With great power comes great responsibility. This often-repeated Voltaire quote worked for Spider–Man, and it works for federal jurisdiction as well.
In dismissing a copyright action by the creator of the character "Percy John" (PJ) against the creators and distributors of the Percy Jackson novels and film, the Southern District of New York York in DiTocco v. Riordan, 815 F.Supp.2d 655 (S.D.N.Y. 2011), found that
To be sure, there are similarities between the PJ and Percy characters. However, these similarities are not copyrightable. “As have stories since time immemorial, both [sets of works] involve a questing hero acting in accord with a divine power or powers.” Bissoon–Dath v. Sony Computer Entm't Am., Inc., 694 F.Supp.2d 1071, 1082 (N.D.Cal.2010). Young male heroes who must cope with missing parents and display their strength in battles with otherworldly forces are commonplace. Harry Potter and Spiderman, for example, both fit this mold.
Graham v. Perez, 2011 WL 1486707 (S.D.N.Y. 2011), dealt with a perpetrator dubbed "'Spiderman' for his ability to scale walls, climb scaffolding, and leap across rooftops." In Burchette v. Abercrombie & Fitch Stores, Inc., 2010 WL 1948322 (S.D.N.Y. 2010), a witness testified that
And then there are the cases in which attorneys have asked children about whether Spider-Man is real to test their competency. For instance, in State v. Johnson, 2012 WL 538957 (Minn.App. 2012), the appellant's attorney asked a child witness:

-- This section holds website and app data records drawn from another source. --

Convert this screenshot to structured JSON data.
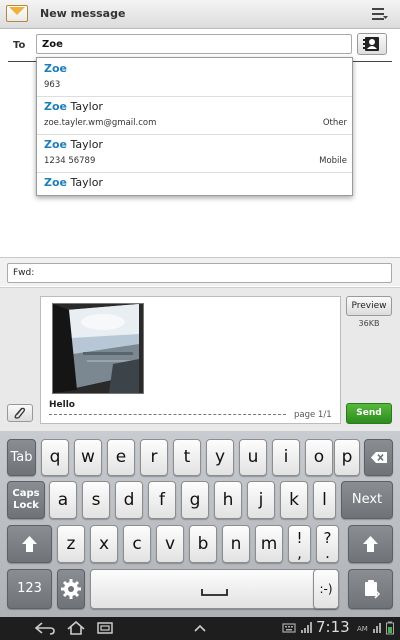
{
  "titlebar": {
    "title": "New message",
    "icon": "envelope-icon",
    "menu_icon": "menu-icon"
  },
  "recipient": {
    "label": "To",
    "value": "Zoe",
    "contacts_icon": "contacts-icon"
  },
  "suggestions": [
    {
      "match": "Zoe",
      "rest": "",
      "detail": "963",
      "type": ""
    },
    {
      "match": "Zoe",
      "rest": " Taylor",
      "detail": "zoe.tayler.wm@gmail.com",
      "type": "Other"
    },
    {
      "match": "Zoe",
      "rest": " Taylor",
      "detail": "1234 56789",
      "type": "Mobile"
    },
    {
      "match": "Zoe",
      "rest": " Taylor",
      "detail": "",
      "type": ""
    }
  ],
  "subject": {
    "value": "Fwd:"
  },
  "message": {
    "text": "Hello",
    "page_indicator": "page 1/1",
    "attachment_size": "36KB",
    "preview_label": "Preview",
    "send_label": "Send",
    "attach_icon": "paperclip-icon"
  },
  "keyboard": {
    "row1": [
      "q",
      "w",
      "e",
      "r",
      "t",
      "y",
      "u",
      "i",
      "o",
      "p"
    ],
    "row2": [
      "a",
      "s",
      "d",
      "f",
      "g",
      "h",
      "j",
      "k",
      "l"
    ],
    "row3": [
      "z",
      "x",
      "c",
      "v",
      "b",
      "n",
      "m"
    ],
    "tab": "Tab",
    "caps_line1": "Caps",
    "caps_line2": "Lock",
    "next": "Next",
    "num": "123",
    "punct1": "!",
    "punct1_alt": ",",
    "punct2": "?",
    "punct2_alt": ".",
    "smiley": ":-)"
  },
  "status": {
    "time": "7:13",
    "ampm": "AM"
  },
  "colors": {
    "send": "#3a9a28",
    "highlight": "#1d7fb8",
    "keyboard": "#b9bdc1"
  }
}
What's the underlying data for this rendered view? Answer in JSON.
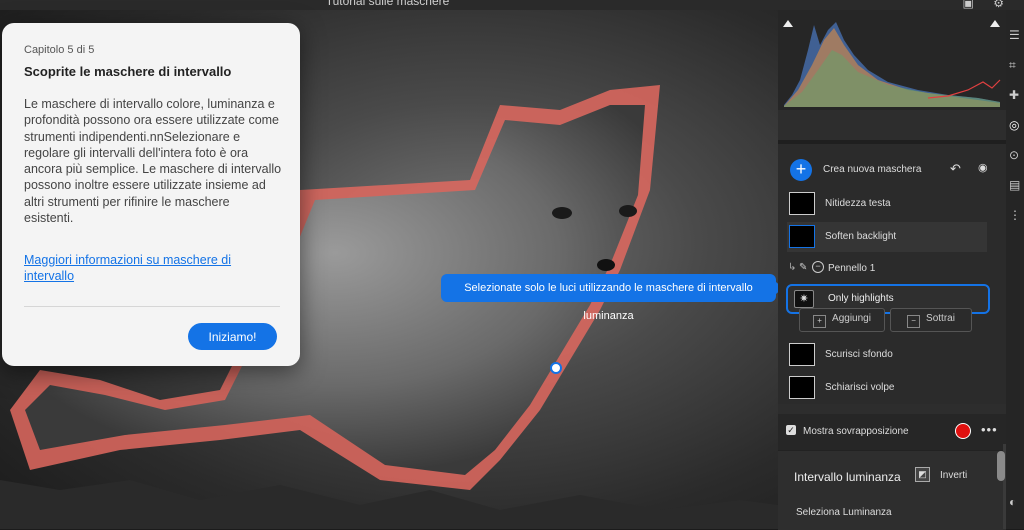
{
  "window": {
    "title": "Tutorial sulle maschere"
  },
  "tutorial": {
    "chapter": "Capitolo 5 di 5",
    "title": "Scoprite le maschere di intervallo",
    "body": "Le maschere di intervallo colore, luminanza e profondità possono ora essere utilizzate come strumenti indipendenti.nnSelezionare e regolare gli intervalli dell'intera foto è ora ancora più semplice. Le maschere di intervallo possono inoltre essere utilizzate insieme ad altri strumenti per rifinire le maschere esistenti.",
    "link": "Maggiori informazioni su maschere di intervallo",
    "start_button": "Iniziamo!"
  },
  "callout": {
    "text": "Selezionate solo le luci utilizzando le maschere di intervallo luminanza"
  },
  "masks_panel": {
    "create_label": "Crea nuova maschera",
    "items": [
      {
        "name": "Nitidezza testa"
      },
      {
        "name": "Soften backlight"
      },
      {
        "name": "Scurisci sfondo"
      },
      {
        "name": "Schiarisci volpe"
      }
    ],
    "brush": "Pennello 1",
    "range_item": "Only highlights",
    "add_button": "Aggiungi",
    "subtract_button": "Sottrai"
  },
  "overlay": {
    "label": "Mostra sovrapposizione",
    "color": "#e0100f",
    "checked": true
  },
  "luminance_panel": {
    "title": "Intervallo luminanza",
    "invert": "Inverti",
    "select_label": "Seleziona Luminanza"
  },
  "colors": {
    "accent": "#1473e6",
    "mask_overlay": "#e0685f"
  }
}
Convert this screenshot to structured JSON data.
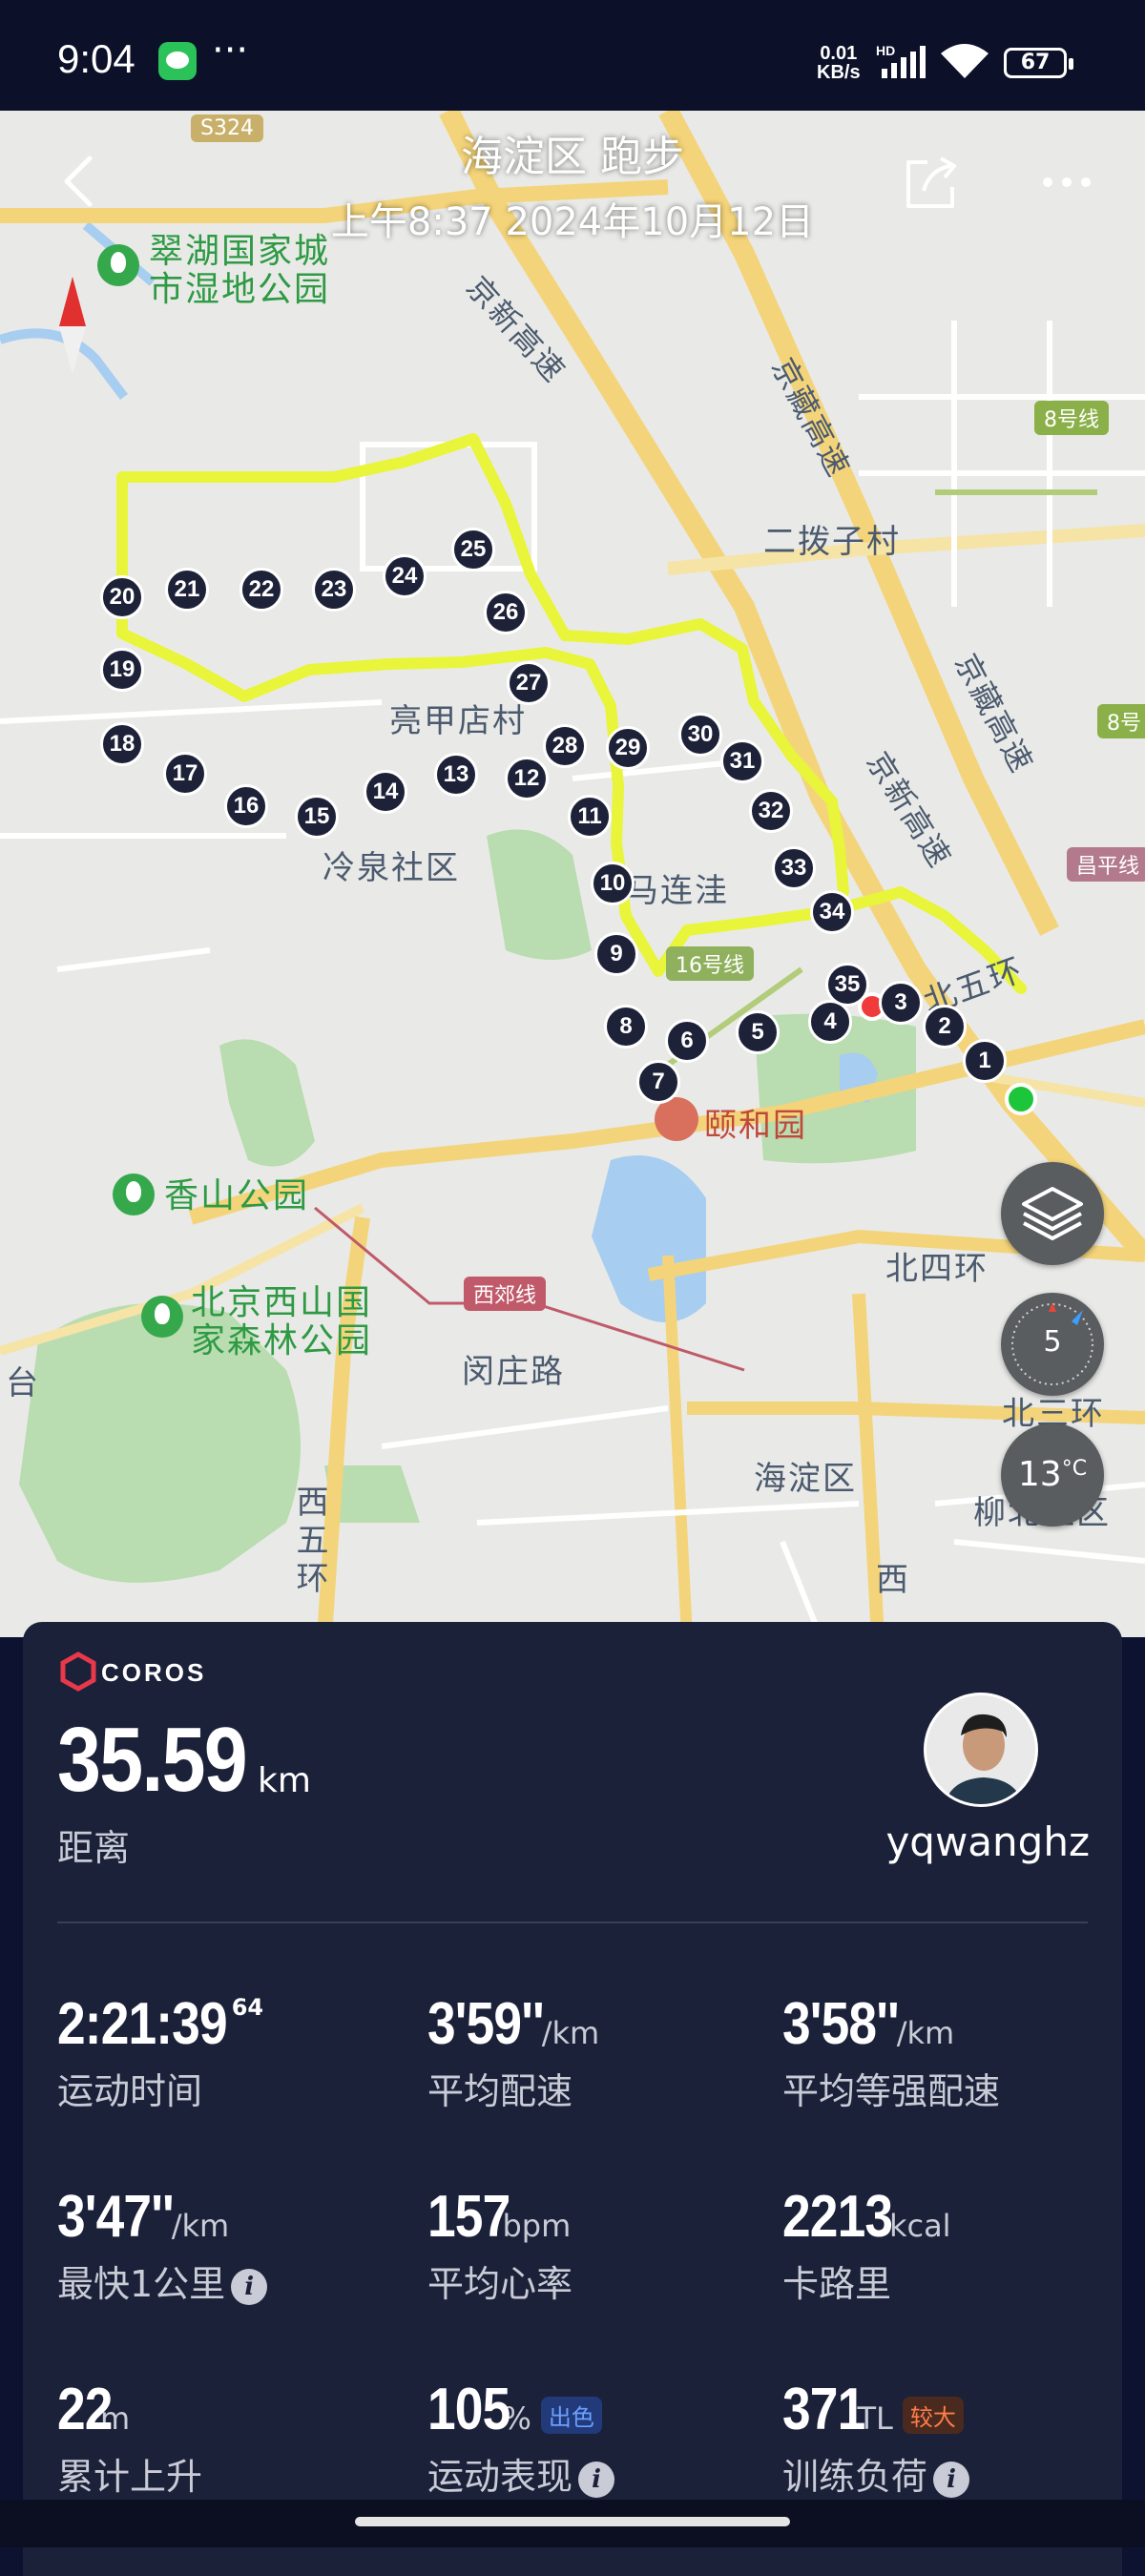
{
  "status_bar": {
    "time": "9:04",
    "speed_top": "0.01",
    "speed_unit": "KB/s",
    "network": "HD",
    "battery": "67",
    "icons": [
      "wechat-icon",
      "more-dots-icon",
      "signal-icon",
      "wifi-icon",
      "battery-icon"
    ]
  },
  "header": {
    "title": "海淀区 跑步",
    "subtitle": "上午8:37 2024年10月12日",
    "icons": [
      "back-arrow-icon",
      "share-icon",
      "more-icon"
    ]
  },
  "map": {
    "labels": {
      "s324": "S324",
      "cuihu": "翠湖国家城\n市湿地公园",
      "jingxin1": "京新高速",
      "jingzang1": "京藏高速",
      "line8": "8号线",
      "erbozi": "二拨子村",
      "jingzang2": "京藏高速",
      "line8b": "8号",
      "liangjiadian": "亮甲店村",
      "jingxin2": "京新高速",
      "changping": "昌平线",
      "lengquan": "冷泉社区",
      "malianwa": "马连洼",
      "line16": "16号线",
      "north5": "北五环",
      "yiheyuan": "颐和园",
      "xiangshan": "香山公园",
      "north4": "北四环",
      "xijiao": "西郊线",
      "xishan": "北京西山国\n家森林公园",
      "minzhuang": "闵庄路",
      "tai": "台",
      "north3": "北三环",
      "haidian": "海淀区",
      "liubei": "柳北社区",
      "west5": "西五环",
      "west": "西"
    },
    "route_km_markers": [
      "1",
      "2",
      "3",
      "4",
      "5",
      "6",
      "7",
      "8",
      "9",
      "10",
      "11",
      "12",
      "13",
      "14",
      "15",
      "16",
      "17",
      "18",
      "19",
      "20",
      "21",
      "22",
      "23",
      "24",
      "25",
      "26",
      "27",
      "28",
      "29",
      "30",
      "31",
      "32",
      "33",
      "34",
      "35"
    ],
    "controls": {
      "wind_level": "5",
      "temperature": "13",
      "temperature_unit": "°C",
      "icons": [
        "layers-icon",
        "wind-compass-icon",
        "north-arrow-icon"
      ]
    }
  },
  "summary": {
    "brand": "COROS",
    "distance_value": "35.59",
    "distance_unit": "km",
    "distance_label": "距离",
    "username": "yqwanghz"
  },
  "stats": [
    {
      "value": "2:21:39",
      "sup": "64",
      "unit": "",
      "label": "运动时间"
    },
    {
      "value": "3'59''",
      "unit": "/km",
      "label": "平均配速"
    },
    {
      "value": "3'58''",
      "unit": "/km",
      "label": "平均等强配速"
    },
    {
      "value": "3'47''",
      "unit": "/km",
      "label": "最快1公里"
    },
    {
      "value": "157",
      "unit": "bpm",
      "label": "平均心率"
    },
    {
      "value": "2213",
      "unit": "kcal",
      "label": "卡路里"
    },
    {
      "value": "22",
      "unit": "m",
      "label": "累计上升"
    },
    {
      "value": "105",
      "unit": "%",
      "label": "运动表现",
      "tag": "出色"
    },
    {
      "value": "371",
      "unit": "TL",
      "label": "训练负荷",
      "tag": "较大"
    }
  ],
  "colors": {
    "route": "#e8f53a",
    "card_bg": "#1c213a",
    "start": "#1dc53a",
    "end": "#f03b3b",
    "tag_blue": "#6aa0ff",
    "tag_orange": "#ff7d4a"
  }
}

That leaves us with Thompson. In Thompson, Devin Thompson was convicted of murder and sentenced to death. After he was convicted, Thompson appealed, claiming, inter alia, that the trial court erred by allowing a psychologist, Dr. Brent Wilson, to testify at trial concerning certain statements that Thompson made during Dr. Wilson's mental evaluation of him. Specifically,
Dr. Willis testified that Thompson told him that "he done a lot of stupid stuff. He broke into a lot of places. He said, 'people call me Spiderman because I was so athletic.' He said, 'I broke into a place and got clothes and stole a Camry and went home.'"

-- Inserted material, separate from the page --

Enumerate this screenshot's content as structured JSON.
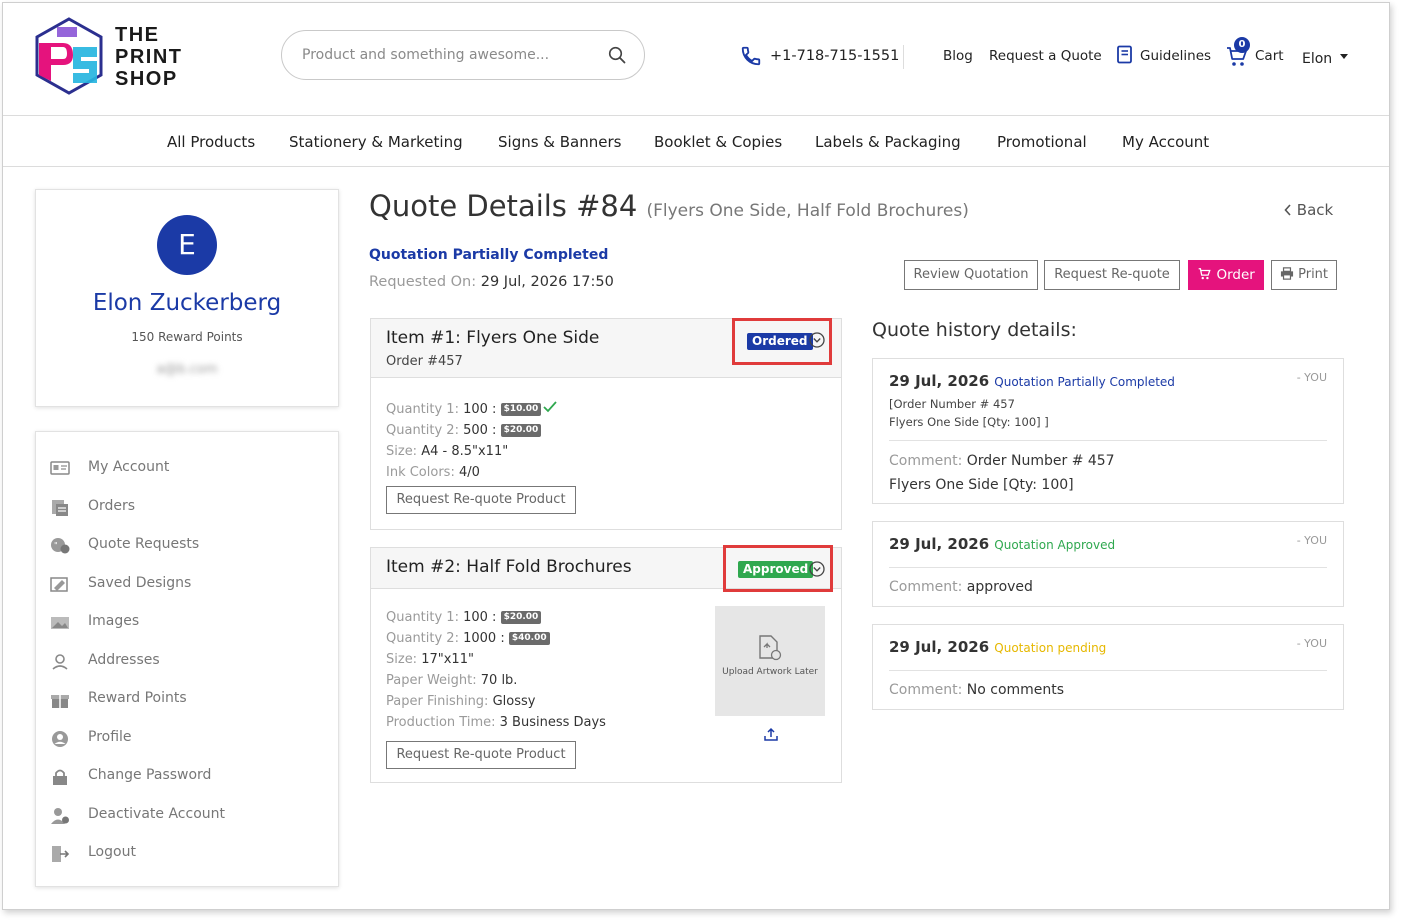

This testimony prompted an immediate objection by defense counsel:
We're going to object to him referring to matters that are not relevant to his diagnosis. He had been—he has a limited confidentiality stipulation when he is interviewing him to (inaudible) relevant only to his competency at the time of the offense and not all this other stuff.

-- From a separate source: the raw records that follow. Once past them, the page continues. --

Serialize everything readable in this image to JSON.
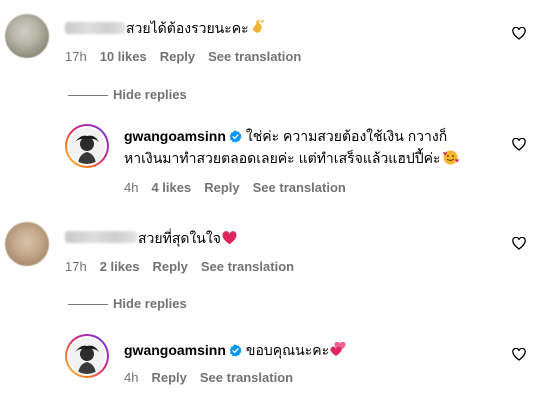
{
  "comments": [
    {
      "text": "สวยได้ต้องรวยนะคะ",
      "emoji": "clapping-hands",
      "time": "17h",
      "likes": "10 likes",
      "reply": "Reply",
      "translate": "See translation"
    },
    {
      "username": "gwangoamsinn",
      "text_line1": "ใช่ค่ะ ความสวยต้องใช้เงิน กวางก็",
      "text_line2": "หาเงินมาทำสวยตลอดเลยค่ะ แต่ทำเสร็จแล้วแฮปปี้ค่ะ",
      "emoji": "smiling-face-with-hearts",
      "time": "4h",
      "likes": "4 likes",
      "reply": "Reply",
      "translate": "See translation"
    },
    {
      "text": "สวยที่สุดในใจ",
      "emoji": "red-heart",
      "time": "17h",
      "likes": "2 likes",
      "reply": "Reply",
      "translate": "See translation"
    },
    {
      "username": "gwangoamsinn",
      "text": "ขอบคุณนะคะ",
      "emoji": "two-hearts",
      "time": "4h",
      "reply": "Reply",
      "translate": "See translation"
    }
  ],
  "hide_replies_label": "Hide replies",
  "colors": {
    "meta": "#737373",
    "verified": "#0095f6",
    "heart_emoji": "#e0245e"
  }
}
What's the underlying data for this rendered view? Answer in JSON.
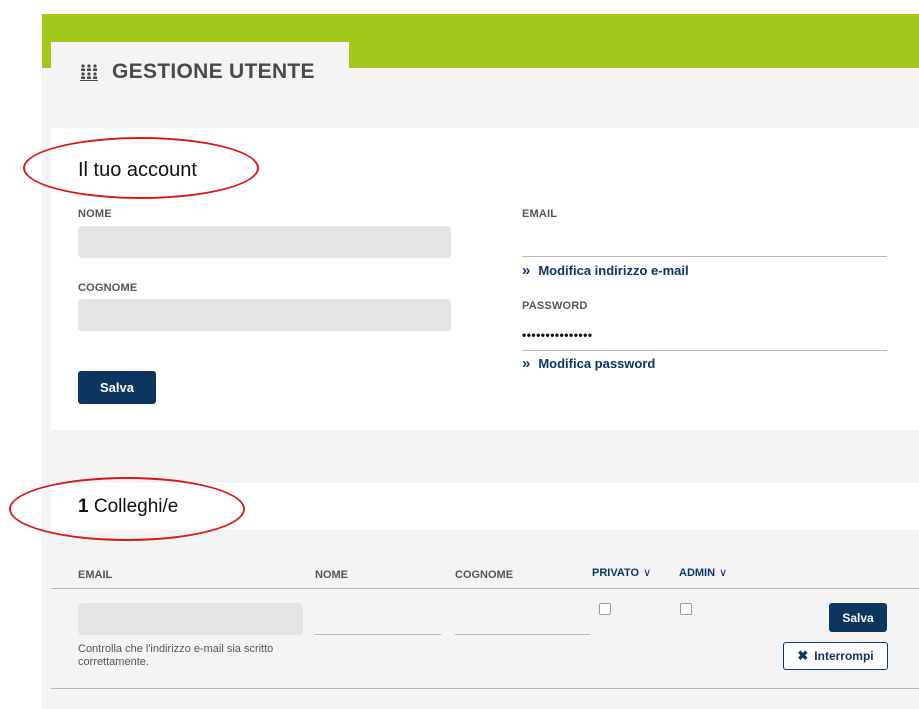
{
  "header": {
    "title": "GESTIONE UTENTE",
    "icon": "user-group-icon",
    "accent_color": "#a3c81c"
  },
  "account": {
    "title": "Il tuo account",
    "nome_label": "NOME",
    "nome_value": "",
    "cognome_label": "COGNOME",
    "cognome_value": "",
    "email_label": "EMAIL",
    "email_value": "",
    "change_email_link": "Modifica indirizzo e-mail",
    "password_label": "PASSWORD",
    "password_value": "•••••••••••••••",
    "change_password_link": "Modifica password",
    "save_label": "Salva"
  },
  "colleagues": {
    "count": "1",
    "title": "Colleghi/e",
    "columns": {
      "email": "EMAIL",
      "nome": "NOME",
      "cognome": "COGNOME",
      "privato": "PRIVATO",
      "admin": "ADMIN"
    },
    "row": {
      "email_value": "",
      "nome_value": "",
      "cognome_value": "",
      "privato_checked": false,
      "admin_checked": false,
      "hint": "Controlla che l'indirizzo e-mail sia scritto correttamente.",
      "save_label": "Salva",
      "cancel_label": "Interrompi"
    }
  },
  "colors": {
    "primary": "#0e3460",
    "annotation": "#d91818"
  }
}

This objection was overruled, prompting Thompson's appeal, with the Court of Criminal Appeals of Alabama finding that the issue was governed by Alabama Rule of Criminal Procedure 11.2(b)(2), which provides that
The results of mental examinations made pursuant to subsection (a)(2) [mental condition at the time of offense] of this rule and the results of similar examinations regarding the defendant's mental condition at the time of the offense conducted pursuant to Rule 11.4 shall be admissible in evidence on the issue of the defendant's mental condition at the time of the offense only if the defendant has not subsequently withdrawn his or her plea of not guilty by reason of mental disease or defect. Whether the examination is conducted with or without the defendant's consent, no statement made by the defendant during the course of the examination, no testimony by an examining psychiatrist or psychologist based upon such a statement shall be admitted against the defendant in any criminal proceeding, except on an issue respecting mental condition on which the defendant has testified. (emphasis added).
Because Thompson did not testify, the court found that the admission of Dr. Wilson's testimony was erroneous, but it found that error to be harmless because
Thompson's detailed confession was admitted into evidence. Thompson's confession was significantly more incriminating than were the statements he made to Dr. Willis. Accordingly, the admission of statements made by Thompson to Dr. Willis during his mental evaluation was harmless beyond a reasonable doubt.